Celica is called “La Celestial”, which makes sense when you visit Puerta del Viento (The Wind’s Door), on Huayrapungo Hill. Here, a plaque commemorates the historical plane crash that killed Ecuadorian President, Jaime Roldós (1981). Spot the plaque with a replica of his last speech.
Born in Cangonamá in 1912, Naún established his home in Sozoranga. He loved the land and the entire province without borders. He protected and fought to defend the rights of its poor farmers. He was killed in 1935 by a military brigade sent specifically to catch him, and did so as their explosives erased part of the cave in which he was hiding with two of his thieving friends. His crime was to have stolen from the rich to distribute the booty among the poor. He learned from the best: he was close to Quito’s Aguila (“Eagle”), Chivo Blanco (“White Goat”) and Pajarito (“Little Bird”), all famous bandits of the time. Naún Briones, the Ecuadorian Robin Hood, lives on in the tales told by the locals. His figure is a redeemer of lost causes in a time when the great landowners possessed half the world and even greater inequities made him the epitome of provocation, vindication, righteousness. In fact, one of Ecuador’s most important literary works of the end of the last century relates his story magnificently: “Dust and Ash” (Polvo y Ceniza) by Cañar-born Eliécer Cárdenas. The paradox of Naún is transcendental: a desire to change the rules of an unfair game in a world where the most vulnerable always lose.
As the sun begins to set, the clouds soften and the light turns from golden to mauve.

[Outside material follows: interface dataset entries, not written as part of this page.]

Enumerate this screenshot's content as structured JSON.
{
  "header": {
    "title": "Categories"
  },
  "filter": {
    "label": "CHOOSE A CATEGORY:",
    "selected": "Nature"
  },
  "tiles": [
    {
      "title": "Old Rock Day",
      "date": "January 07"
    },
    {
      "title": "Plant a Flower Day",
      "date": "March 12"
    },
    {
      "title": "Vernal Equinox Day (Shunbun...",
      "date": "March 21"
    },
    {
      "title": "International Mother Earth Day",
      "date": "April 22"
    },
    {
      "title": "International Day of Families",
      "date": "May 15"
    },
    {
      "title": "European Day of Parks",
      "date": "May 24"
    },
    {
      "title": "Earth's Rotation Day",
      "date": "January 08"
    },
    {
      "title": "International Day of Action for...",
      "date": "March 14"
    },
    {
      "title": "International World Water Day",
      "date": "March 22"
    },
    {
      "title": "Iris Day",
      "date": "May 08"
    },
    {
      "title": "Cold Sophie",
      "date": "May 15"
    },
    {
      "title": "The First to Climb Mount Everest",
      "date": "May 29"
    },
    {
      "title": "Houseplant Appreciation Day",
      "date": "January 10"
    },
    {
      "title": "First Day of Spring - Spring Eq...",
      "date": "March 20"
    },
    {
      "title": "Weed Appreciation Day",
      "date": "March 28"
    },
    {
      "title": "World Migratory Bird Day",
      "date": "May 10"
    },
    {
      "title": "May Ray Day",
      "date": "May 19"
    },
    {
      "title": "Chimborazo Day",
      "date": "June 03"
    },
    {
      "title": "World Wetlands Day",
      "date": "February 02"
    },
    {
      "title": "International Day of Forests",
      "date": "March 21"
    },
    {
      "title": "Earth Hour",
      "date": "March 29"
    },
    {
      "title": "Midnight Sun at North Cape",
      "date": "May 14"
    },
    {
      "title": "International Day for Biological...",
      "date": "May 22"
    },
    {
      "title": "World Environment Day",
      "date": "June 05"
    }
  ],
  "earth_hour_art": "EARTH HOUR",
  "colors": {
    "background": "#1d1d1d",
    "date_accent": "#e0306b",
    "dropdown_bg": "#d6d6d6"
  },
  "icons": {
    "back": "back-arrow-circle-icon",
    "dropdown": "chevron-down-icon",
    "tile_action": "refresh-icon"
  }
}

The moon rises just in front of the sun. The sky stretches out before us in fabulous harmony. For a moment, king and queen, crown the heavens. While the hill remains silent, a battalion of clouds inch across, making Huayrapungo a planetary balcony.
In Celica, a place where time seems able to break away from space exists: the Megalitos de Quillusara. A sign directs you to several contiguous circles formed by stones, some with a stone at the center, others without. It is thought that these formations — whose sizes vary between 50 centimeters and 3 meters — were a ceremonial site for ancient civilizations.
Some stones brandish petroglyphs that have not yet been deciphered; others have curious shapes reminiscent of iguanas or men. They point to the southeast or the northwest. Between the stone circles, a path winds, marked by white stones on both sides, a vision to fire the imagination if ever there was one.
Our adventure has taken us far, and we must give a good end… with Macará’s meat ceviche. Yes, you read it correctly. This route started with a fascinating dish and ends with another. 63 km from Celica, on the main road to El Empalme, you detour right to Macará. In the central market, Alcira Rodríguez and her Cevichería Alcirita (stall # 5) is ready to prepare this traditional dish. The meat is lightly-cooked over a bain-marie and sprinkled with lemon, coriander and onion. A unique taste and texture you’ll be savoring for hours.
The Pindal pools.
Out here in these far-flung lands, at this point you are free to go in any direction you wish. But we do recommend taking the main road connecting Macará, vía Sozoranga, Cariamanga and Gonzanamá. On this journey, according to the locals, death hides behind the hills and pounces on unaware drivers. If you feel a sudden jolt of cold as you drive, get your eyes back on the road!
Upon reaching Gonzanamá you can head Catamayo and Loja, or take the detour right (southeast) along a part-dirt road that connects with Malacatos and Vilcabamba, passing through Purunuma.
As we drive, it seems that a diaphanous veil has been drawn across the landscape, Only people who have ventured into these lands know what it looks like: the crumpled mountain range northeast of Loja. One feels small and humble before this sight. The wind seems to quote the words of writer Fabrizio Caramagna: “Some places are enigmas. Others, explanations.”
Photos: Jorge Vinueza